Ask Jerry Lawler why he believes his professional wrestling career has been so successful over the years, and chances are he will strike up an engaging conversation about his feud with entertainer Andy Kaufman in the early 1980s.
“It put me in a unique position to be a professional wrestler who had nationwide publicity,” Lawler said in a recent interview from an East Memphis restaurant.
It all unfolded in July 1982. Lawler, a local professional wrestler and commercial artist who was beloved by Memphians, was invited to appear on the David Letterman Show with Kaufman, who starred in the ABC sitcom Taxi in the late 1970s and early 80s.
There, the two sat in a New York studio, where they were brought in to air out their differences surrounding their ongoing quarrel and Lawler’s disqualification after his pair of piledrivers during a match which hospitalized Kaufman three months earlier.
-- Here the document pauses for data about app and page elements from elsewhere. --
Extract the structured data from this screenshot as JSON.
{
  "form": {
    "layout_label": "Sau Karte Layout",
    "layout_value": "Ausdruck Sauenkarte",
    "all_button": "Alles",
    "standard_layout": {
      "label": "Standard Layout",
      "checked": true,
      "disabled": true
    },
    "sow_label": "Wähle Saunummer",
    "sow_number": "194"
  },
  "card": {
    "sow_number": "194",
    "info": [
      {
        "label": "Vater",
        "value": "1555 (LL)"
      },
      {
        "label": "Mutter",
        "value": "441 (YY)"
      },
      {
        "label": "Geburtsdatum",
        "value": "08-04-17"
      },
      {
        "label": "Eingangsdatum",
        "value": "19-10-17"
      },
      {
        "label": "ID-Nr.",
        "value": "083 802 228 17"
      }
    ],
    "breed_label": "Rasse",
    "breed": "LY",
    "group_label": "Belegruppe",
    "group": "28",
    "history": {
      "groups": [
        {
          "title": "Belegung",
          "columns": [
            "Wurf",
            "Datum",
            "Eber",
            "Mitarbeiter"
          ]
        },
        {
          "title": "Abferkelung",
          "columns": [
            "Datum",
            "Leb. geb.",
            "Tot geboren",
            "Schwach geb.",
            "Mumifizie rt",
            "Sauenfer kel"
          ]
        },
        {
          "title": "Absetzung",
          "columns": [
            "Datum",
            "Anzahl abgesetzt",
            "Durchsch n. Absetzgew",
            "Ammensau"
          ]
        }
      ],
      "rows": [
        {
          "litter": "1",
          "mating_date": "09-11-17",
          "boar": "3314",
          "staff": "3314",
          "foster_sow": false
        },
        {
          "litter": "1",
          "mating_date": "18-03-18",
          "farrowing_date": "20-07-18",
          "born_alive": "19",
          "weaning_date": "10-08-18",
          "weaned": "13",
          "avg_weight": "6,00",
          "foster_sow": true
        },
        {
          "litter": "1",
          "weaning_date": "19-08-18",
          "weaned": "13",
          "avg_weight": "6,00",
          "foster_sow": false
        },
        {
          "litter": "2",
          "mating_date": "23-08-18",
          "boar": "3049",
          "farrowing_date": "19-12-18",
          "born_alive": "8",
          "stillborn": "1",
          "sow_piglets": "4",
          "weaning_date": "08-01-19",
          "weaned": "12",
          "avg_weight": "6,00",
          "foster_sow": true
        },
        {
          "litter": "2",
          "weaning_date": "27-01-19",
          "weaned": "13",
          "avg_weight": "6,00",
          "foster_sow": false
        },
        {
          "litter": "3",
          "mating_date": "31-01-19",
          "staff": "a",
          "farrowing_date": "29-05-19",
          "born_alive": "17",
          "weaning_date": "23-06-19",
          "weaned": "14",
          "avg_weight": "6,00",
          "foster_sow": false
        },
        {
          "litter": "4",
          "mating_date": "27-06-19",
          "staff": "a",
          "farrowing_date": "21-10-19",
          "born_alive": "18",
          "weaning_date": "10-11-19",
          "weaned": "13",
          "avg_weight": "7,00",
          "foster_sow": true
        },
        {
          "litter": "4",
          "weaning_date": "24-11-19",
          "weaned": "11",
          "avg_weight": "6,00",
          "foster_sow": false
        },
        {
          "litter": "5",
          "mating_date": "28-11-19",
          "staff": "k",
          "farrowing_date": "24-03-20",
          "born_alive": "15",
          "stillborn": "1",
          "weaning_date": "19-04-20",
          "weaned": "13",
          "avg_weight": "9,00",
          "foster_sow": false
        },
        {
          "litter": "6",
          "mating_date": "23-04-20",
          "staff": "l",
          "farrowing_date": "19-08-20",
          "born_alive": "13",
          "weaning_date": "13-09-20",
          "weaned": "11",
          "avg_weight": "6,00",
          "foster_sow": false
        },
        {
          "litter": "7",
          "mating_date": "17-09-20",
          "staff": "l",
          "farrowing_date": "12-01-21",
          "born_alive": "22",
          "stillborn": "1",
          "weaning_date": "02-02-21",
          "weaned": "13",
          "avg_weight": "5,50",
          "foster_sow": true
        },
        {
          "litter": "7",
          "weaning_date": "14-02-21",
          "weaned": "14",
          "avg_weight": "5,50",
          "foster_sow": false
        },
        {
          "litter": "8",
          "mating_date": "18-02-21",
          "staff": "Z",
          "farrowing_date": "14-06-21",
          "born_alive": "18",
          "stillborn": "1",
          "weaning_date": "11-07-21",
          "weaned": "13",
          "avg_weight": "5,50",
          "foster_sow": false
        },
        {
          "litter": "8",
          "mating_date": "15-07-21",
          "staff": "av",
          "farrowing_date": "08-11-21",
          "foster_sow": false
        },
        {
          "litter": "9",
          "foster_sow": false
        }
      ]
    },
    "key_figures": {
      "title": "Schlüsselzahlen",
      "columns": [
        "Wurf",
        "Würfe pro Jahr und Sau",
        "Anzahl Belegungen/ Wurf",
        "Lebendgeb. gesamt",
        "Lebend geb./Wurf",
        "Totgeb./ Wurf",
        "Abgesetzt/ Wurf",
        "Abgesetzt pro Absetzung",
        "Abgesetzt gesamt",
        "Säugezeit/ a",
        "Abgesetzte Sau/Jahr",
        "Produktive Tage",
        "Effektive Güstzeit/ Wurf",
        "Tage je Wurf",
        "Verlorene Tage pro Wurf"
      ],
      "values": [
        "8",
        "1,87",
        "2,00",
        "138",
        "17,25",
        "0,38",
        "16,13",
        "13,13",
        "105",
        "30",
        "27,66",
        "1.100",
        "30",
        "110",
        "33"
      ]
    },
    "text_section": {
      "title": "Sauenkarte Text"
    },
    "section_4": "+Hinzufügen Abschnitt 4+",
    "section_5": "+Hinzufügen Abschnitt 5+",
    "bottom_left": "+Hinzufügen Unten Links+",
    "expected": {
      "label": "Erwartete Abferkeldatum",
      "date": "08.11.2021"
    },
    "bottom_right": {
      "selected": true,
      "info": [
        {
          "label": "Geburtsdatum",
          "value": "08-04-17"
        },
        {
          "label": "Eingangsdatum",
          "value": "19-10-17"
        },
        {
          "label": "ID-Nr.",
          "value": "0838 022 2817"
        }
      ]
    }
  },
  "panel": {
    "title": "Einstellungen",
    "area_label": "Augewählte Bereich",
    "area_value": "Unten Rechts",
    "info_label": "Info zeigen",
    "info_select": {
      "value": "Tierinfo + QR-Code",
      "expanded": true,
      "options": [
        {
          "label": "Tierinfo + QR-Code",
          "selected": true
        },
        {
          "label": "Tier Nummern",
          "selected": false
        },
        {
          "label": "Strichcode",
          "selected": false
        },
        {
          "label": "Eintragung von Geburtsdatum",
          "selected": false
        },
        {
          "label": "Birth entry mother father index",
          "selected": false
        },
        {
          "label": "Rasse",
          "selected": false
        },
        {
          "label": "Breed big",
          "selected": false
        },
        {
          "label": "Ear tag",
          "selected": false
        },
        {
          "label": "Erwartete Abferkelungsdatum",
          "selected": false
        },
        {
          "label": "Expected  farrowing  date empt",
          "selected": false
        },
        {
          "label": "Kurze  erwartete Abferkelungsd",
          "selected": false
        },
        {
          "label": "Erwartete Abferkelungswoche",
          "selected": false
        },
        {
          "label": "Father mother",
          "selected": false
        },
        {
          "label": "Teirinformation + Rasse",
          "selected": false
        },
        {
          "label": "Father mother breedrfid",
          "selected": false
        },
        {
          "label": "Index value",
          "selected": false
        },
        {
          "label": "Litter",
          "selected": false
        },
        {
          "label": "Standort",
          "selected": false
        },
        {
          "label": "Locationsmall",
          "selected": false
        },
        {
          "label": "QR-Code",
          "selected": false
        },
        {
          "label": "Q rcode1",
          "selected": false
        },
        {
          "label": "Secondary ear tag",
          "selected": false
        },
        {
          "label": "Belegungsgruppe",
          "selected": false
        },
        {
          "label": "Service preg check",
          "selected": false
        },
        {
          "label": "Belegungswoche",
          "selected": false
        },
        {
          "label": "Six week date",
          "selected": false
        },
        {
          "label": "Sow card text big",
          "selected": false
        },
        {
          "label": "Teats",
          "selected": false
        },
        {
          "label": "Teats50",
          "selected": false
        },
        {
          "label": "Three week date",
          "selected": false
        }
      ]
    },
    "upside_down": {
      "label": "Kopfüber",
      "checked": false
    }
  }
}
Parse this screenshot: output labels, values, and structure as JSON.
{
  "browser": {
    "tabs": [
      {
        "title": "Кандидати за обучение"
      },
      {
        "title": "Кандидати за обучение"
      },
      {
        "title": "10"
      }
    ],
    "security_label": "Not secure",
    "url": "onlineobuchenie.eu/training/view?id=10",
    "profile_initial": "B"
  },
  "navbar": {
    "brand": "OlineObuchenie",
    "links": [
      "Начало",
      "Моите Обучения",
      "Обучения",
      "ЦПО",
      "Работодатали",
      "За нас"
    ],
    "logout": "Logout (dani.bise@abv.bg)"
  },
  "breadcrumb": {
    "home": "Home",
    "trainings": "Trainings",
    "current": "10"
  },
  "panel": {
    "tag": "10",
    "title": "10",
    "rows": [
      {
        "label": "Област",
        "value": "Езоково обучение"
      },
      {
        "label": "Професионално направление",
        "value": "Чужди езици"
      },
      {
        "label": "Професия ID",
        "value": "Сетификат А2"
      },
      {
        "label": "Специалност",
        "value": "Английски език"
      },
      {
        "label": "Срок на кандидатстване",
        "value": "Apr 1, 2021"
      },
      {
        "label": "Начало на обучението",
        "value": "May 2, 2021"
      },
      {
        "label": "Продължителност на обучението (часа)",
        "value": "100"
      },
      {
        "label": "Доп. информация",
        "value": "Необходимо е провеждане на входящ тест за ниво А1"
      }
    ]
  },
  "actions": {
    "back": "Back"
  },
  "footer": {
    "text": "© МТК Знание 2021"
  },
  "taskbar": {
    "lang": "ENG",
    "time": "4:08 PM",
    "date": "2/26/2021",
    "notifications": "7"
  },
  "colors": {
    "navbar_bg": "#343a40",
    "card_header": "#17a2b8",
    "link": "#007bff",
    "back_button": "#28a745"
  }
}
In one of the most shocking commercial lead-ins in the history of television, a seemingly perturbed Lawler stood up and smacked a neck-brace wearing Kaufman, whose chair tumbled off the platform and onto the canvas as the live audience applauded in wonderment.
While the altercation, which many believed had been staged, made national headlines, it heightened Lawler’s celebrity throughout a wrestling career that spans nearly four decades.
He was 16 years old when he was first introduced to wrestling and was trained by his hero and mentor, Jackie Fargo, who wrestled professionally from the early 1950s until his retirement in June 1980. Fargo said among the things that separated Lawler from his peers was his willingness to hearken his advice, particularly after he beat Curt Henning for his first world championship in 1988.
“I taught him to be a gentleman when he needed to be and to be a butthole when he needed to be,” says Fargo. “He’s just come a long way. He doesn’t give up. Jerry Lawler does not give up. I’m very proud to have taught him. He followed in my footsteps.”
After winning the American Wrestling Association World Heavyweight title from Henning during what was a historic night in the Mid-South Coliseum, Lawler saw his career soar to immense heights. He feuded with World Class Championship Wrestling champion Kerry Von Erich for months before ultimately upending Von Erich on December 15, 1988 at Superclash 3 to unify both titles. Three years later, during his brief tenure in the United States Wrestling Association, Lawler teamed with Jeff Jarrett to defeat the Moondogs for the USWA World Tag Team titles.
His thrust, consequently, caught the attention of World Wrestling Federation chairman Vince McMahon, who hired Lawler as an announcer on WWF Superstars of Wrestling in December 1992. His WWF stint was marred by an array of controversy, most notably his run-ins with Bret “The Hit Man” Hart that led to the infamous “Kiss My Foot” match won by Hart during the King of the Ring event in 1995.
Lawler assumed a number of roles for what is now WWE over the next few years before controversy surrounding his then-wife Stacy Carter’s abrupt firing prompted him to resign from the company in February 2001. His absence, however, lasted only nine months, as he rekindled his relationship with McMahon who, reintroduced Lawler on Raw as a commentator replacement for the previously-fired Paul Heyman.
He has been with WWE ever since and is a fixture on the weekly two-hour wrestling show. Three years ago, Lawler—whose 140-plus career championships is most among any active WWE wrestler—was inducted into the WWE Hall of Fame by longtime actor William Shatner, with whom he had an altercation during a January 1995 episode of Raw.
Still, Lawler, who is in no rush to retire from wrestling, believes it was his well-publicized dispute with Kaufman that helped elevate not only his career, but wrestling with regards to bridging the gap with celebrities and high-profile athletes.
In 1999, Lawler even starred as himself in the movie Man on the Moon with renowned actor Jim Carrey, who played the character Kaufman.
“If you notice every week, Raw has had a celebrity as a guest host,” Lawler said. “I think (the feud with Kaufman) provided wrestling with a tremendous rub in that wrestling is seen as a late night television show. Andy Kaufman was not just big for me, but it was big for wrestling. It was the most famous wrestling match in history.”
Photo by Sharon Bicks.